BY JOHN FITZGERALD
For decades in Callan, one of the most striking and cherished facets of the local streetscape was a clock.
Though battered looking and antiquated, people swore by it. The sturdy hands that revolved around its aged face recorded the passing of the seconds, minutes, hours and days of their lives with pinpoint accuracy.
The clock bore witness to a town’s cyclical comings and goings in an age when watches were deemed a luxury. And it will forever be associated in local folk memory with the man who displayed it prominently in his shop window: Owen Richardson.
Owen came to Callan in the 30s after operating a mobile picture house business. At that time, he had lived in Ballingarry, County Tipperary. Before Ballingarry, he had spent his childhood years and teens north of the border.
He set up his watch and clock mending shop in Callan following a tragic accident in a Limerick cinema involving a fire that destroyed part of the building.
He quickly won the trust and confidence of locals with his expertise as a mender of timepieces. He worked mainly at night in the latter part of his career. The reason for this, according to Owen, was that the vibrations from passing traffic interfered with his subtle, intricate adjustments and alterations to the innards of watches and clocks.
In the 60s and 70s, cars and lorries, while not as plentiful as today, were sufficiently loud and distracting to impede his concentration.
The level of expertise he brought to his nocturnal profession was every bit as demanding as the skills of a brain surgeon. Indeed, he often likened his occupation to that of a man who had to slice open human beings to get to the roots of whatever ailed them.
He knew every atom of the complex interior of a timepiece. He had a working knowledge of clocks dating to the 1600s. At any one time, he had hundreds of broken, discarded watches and clocks in the shop.
Apart from those dropped in for repair; he avidly collected spare parts from “hopeless cases”, as he described timepieces that were beyond mending. These all served a purpose.
Owen had a large antique clock in the window of his shop. Though showing the effects of advanced age, it was deemed close to infallible as a timekeeper. For decades this clock was an essential and much loved feature of Bridge Street.
It had Roman numerals and a quaint Old World facade that drew sympathetic and flattering commentary from visitors to Callan, as well as commanding the respect of locals who knew Owen Richardson well and looked up to him. Not that he wished them to.
He was a humble man, despite his considerable expertise and intellectual powers.
He shared his vast knowledge of philosophy and a range of other subjects with visitors, many of them locals, who called to his shop during the day.

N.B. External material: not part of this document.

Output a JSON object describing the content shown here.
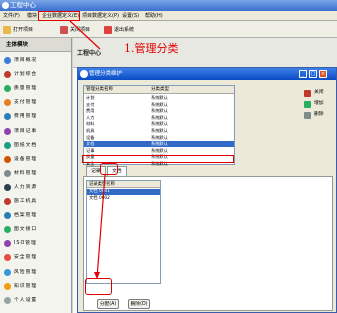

They listened to his tales of wonder and woe, and many people came to him for advice on just about any of life’s challenges. Because he knew what made the Callan people tick, as well as knew timepieces.
One woman, unfortunately, took a dislike to a Cuckoo Clock in Owen’s shop window that she complained was continually waking her up at all hours of the morning. Retired midwife, Polly Fennelly lived directly opposite him on the other side of the street.
In the autumn of her years, she stood in her front doorway to greet passers-by, a smallish lady who had a kind word for most people…but a low tolerance threshold for Cuckoo Clocks!
Owen speculated endlessly about the mysterious nature of time itself. He wondered how a world beyond this one could have no passage of time, as we on earth understand the concept. He said he could never imagine a world without clocks.
The building in which he worked changed little over the decades. While time marched on with the constant tick-tick-tick, it seemed to stand still in the Dickensian, shadowy, and almost cave-like shop interior.
(The iconic pictures of Owen Richardson and the clock in the window of his shop were taken by the late Jane O’ Malley who kindly gave them to me to include in a book about Callan back n 2004. Thanks to Peter Brett.for the picture of Lower Bridge Street- a few houses down from Owen’s shop- ripped up for pipe-laying.)
To be continued..